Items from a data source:

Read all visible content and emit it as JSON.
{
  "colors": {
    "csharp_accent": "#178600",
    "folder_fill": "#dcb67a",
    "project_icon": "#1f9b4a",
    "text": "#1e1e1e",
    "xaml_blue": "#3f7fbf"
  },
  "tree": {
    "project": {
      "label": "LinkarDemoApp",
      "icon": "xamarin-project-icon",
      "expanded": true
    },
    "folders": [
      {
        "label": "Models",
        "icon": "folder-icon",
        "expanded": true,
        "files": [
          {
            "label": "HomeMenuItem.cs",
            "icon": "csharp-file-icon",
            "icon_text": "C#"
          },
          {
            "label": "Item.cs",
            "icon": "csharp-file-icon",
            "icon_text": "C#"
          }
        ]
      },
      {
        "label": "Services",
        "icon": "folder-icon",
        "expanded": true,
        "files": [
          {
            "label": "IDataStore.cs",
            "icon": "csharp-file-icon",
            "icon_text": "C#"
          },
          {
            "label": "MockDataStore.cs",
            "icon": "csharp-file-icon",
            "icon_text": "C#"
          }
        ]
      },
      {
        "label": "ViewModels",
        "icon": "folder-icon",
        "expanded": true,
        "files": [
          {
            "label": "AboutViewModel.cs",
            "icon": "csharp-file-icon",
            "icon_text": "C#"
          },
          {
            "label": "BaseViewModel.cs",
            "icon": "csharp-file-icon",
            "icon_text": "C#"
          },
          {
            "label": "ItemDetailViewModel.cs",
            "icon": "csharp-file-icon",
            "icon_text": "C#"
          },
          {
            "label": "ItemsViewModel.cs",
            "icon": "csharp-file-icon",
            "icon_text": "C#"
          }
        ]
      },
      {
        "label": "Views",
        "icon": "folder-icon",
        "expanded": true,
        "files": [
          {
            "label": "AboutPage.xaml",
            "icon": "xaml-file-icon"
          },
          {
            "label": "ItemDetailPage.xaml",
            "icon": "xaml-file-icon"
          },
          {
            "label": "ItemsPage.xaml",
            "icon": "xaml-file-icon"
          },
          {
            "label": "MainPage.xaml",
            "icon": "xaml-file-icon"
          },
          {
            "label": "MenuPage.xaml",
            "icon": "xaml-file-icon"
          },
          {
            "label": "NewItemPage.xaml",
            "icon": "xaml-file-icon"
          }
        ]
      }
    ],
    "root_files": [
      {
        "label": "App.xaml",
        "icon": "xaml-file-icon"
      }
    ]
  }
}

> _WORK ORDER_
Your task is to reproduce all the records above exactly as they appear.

> _SOLUTION TO THIS EXERCISE_
Read all visible content and emit it as JSON.
{
  "colors": {
    "csharp_accent": "#178600",
    "folder_fill": "#dcb67a",
    "project_icon": "#1f9b4a",
    "text": "#1e1e1e",
    "xaml_blue": "#3f7fbf"
  },
  "tree": {
    "project": {
      "label": "LinkarDemoApp",
      "icon": "xamarin-project-icon",
      "expanded": true
    },
    "folders": [
      {
        "label": "Models",
        "icon": "folder-icon",
        "expanded": true,
        "files": [
          {
            "label": "HomeMenuItem.cs",
            "icon": "csharp-file-icon",
            "icon_text": "C#"
          },
          {
            "label": "Item.cs",
            "icon": "csharp-file-icon",
            "icon_text": "C#"
          }
        ]
      },
      {
        "label": "Services",
        "icon": "folder-icon",
        "expanded": true,
        "files": [
          {
            "label": "IDataStore.cs",
            "icon": "csharp-file-icon",
            "icon_text": "C#"
          },
          {
            "label": "MockDataStore.cs",
            "icon": "csharp-file-icon",
            "icon_text": "C#"
          }
        ]
      },
      {
        "label": "ViewModels",
        "icon": "folder-icon",
        "expanded": true,
        "files": [
          {
            "label": "AboutViewModel.cs",
            "icon": "csharp-file-icon",
            "icon_text": "C#"
          },
          {
            "label": "BaseViewModel.cs",
            "icon": "csharp-file-icon",
            "icon_text": "C#"
          },
          {
            "label": "ItemDetailViewModel.cs",
            "icon": "csharp-file-icon",
            "icon_text": "C#"
          },
          {
            "label": "ItemsViewModel.cs",
            "icon": "csharp-file-icon",
            "icon_text": "C#"
          }
        ]
      },
      {
        "label": "Views",
        "icon": "folder-icon",
        "expanded": true,
        "files": [
          {
            "label": "AboutPage.xaml",
            "icon": "xaml-file-icon"
          },
          {
            "label": "ItemDetailPage.xaml",
            "icon": "xaml-file-icon"
          },
          {
            "label": "ItemsPage.xaml",
            "icon": "xaml-file-icon"
          },
          {
            "label": "MainPage.xaml",
            "icon": "xaml-file-icon"
          },
          {
            "label": "MenuPage.xaml",
            "icon": "xaml-file-icon"
          },
          {
            "label": "NewItemPage.xaml",
            "icon": "xaml-file-icon"
          }
        ]
      }
    ],
    "root_files": [
      {
        "label": "App.xaml",
        "icon": "xaml-file-icon"
      }
    ]
  }
}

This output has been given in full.